- WHAT THE TASK REQUIRES -
I would like the number of lines in the data that contain the word "markers". Please give that number alone.

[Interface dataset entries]
------
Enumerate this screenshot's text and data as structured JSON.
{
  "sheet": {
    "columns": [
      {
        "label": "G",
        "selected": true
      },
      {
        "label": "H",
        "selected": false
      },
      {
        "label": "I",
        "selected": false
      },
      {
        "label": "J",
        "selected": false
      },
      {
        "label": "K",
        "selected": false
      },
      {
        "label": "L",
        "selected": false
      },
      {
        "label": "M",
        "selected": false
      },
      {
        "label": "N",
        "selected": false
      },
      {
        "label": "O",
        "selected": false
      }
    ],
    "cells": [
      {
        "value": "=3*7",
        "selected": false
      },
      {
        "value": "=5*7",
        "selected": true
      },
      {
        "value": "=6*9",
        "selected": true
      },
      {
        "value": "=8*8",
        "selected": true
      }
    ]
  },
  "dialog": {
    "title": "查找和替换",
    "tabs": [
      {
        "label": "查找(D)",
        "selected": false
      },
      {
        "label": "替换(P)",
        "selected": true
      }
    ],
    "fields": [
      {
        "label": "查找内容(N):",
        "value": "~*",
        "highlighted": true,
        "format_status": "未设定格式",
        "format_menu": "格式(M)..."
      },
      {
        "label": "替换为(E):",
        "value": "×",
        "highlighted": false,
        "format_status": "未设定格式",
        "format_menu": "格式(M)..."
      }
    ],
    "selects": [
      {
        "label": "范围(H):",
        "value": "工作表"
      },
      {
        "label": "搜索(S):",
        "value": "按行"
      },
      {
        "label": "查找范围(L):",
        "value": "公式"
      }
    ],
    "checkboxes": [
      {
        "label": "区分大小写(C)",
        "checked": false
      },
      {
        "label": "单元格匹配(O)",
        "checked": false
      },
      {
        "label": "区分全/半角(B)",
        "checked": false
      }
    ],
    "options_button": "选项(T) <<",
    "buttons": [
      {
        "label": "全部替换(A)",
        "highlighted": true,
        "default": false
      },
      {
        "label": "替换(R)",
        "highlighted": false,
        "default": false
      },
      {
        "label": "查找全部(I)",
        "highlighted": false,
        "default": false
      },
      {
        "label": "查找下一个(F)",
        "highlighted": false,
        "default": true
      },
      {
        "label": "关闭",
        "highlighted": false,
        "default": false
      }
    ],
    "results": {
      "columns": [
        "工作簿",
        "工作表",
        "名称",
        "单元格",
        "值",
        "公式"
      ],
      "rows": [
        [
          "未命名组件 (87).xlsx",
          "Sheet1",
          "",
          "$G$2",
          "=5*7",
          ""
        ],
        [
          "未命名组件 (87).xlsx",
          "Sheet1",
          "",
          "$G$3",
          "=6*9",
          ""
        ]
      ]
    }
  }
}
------
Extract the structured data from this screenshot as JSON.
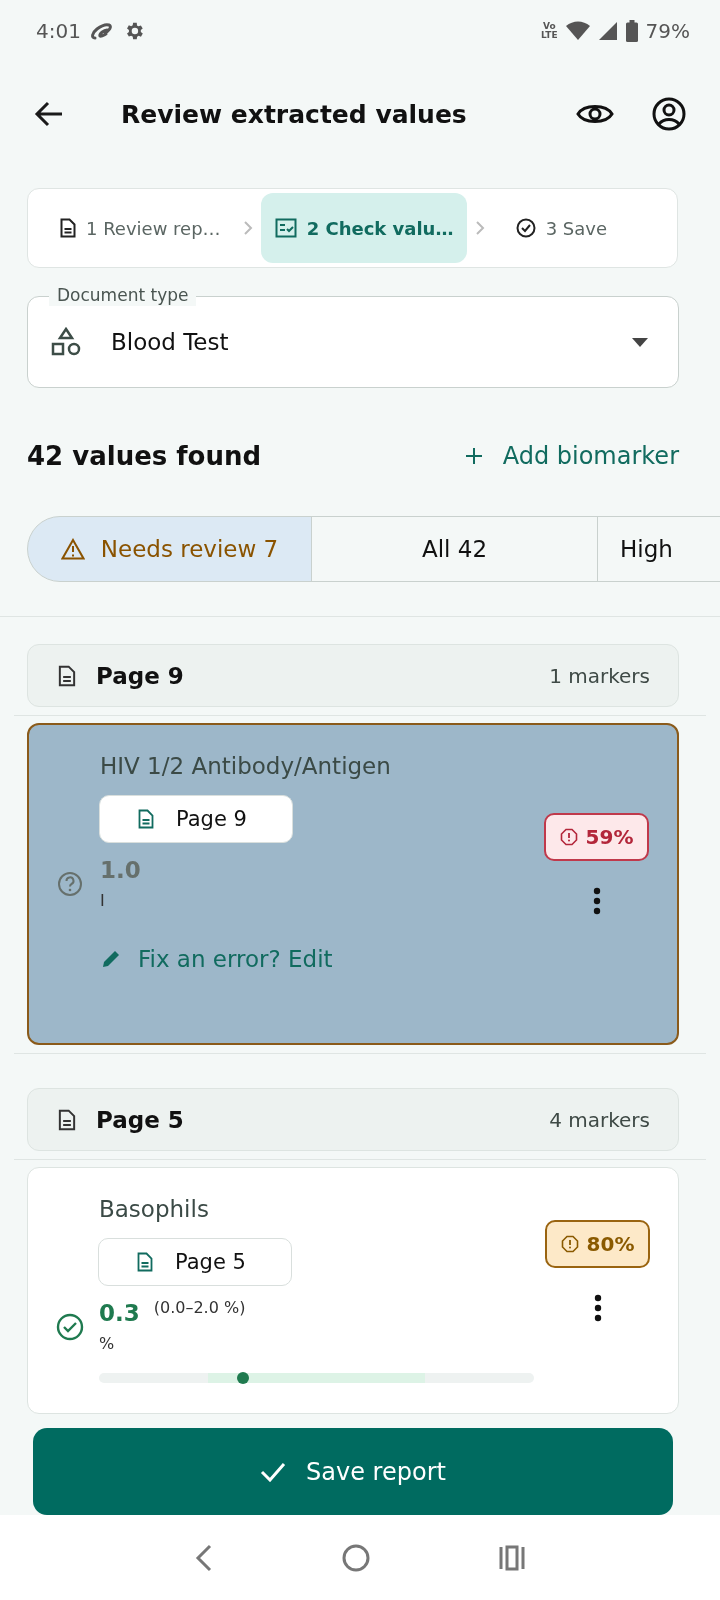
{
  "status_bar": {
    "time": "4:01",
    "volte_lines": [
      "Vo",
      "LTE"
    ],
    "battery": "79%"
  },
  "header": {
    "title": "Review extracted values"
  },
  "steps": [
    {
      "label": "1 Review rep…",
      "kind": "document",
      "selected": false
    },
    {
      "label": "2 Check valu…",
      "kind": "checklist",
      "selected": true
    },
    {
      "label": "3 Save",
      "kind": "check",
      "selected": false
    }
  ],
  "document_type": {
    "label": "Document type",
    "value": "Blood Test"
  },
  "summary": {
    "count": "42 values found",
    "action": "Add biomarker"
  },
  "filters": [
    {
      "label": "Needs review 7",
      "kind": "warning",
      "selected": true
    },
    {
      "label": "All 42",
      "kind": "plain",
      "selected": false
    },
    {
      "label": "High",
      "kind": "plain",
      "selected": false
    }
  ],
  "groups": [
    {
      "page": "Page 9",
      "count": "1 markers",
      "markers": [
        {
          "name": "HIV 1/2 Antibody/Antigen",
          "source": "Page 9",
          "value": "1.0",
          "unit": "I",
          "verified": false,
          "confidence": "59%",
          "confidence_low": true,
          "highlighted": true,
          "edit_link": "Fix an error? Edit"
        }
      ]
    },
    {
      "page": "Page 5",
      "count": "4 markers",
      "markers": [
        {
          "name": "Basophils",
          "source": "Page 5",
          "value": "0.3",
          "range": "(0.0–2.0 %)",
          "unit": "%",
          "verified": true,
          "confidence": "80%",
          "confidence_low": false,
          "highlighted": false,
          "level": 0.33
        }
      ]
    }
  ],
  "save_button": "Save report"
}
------
- ANSWER FOR THIS EXERCISE -
4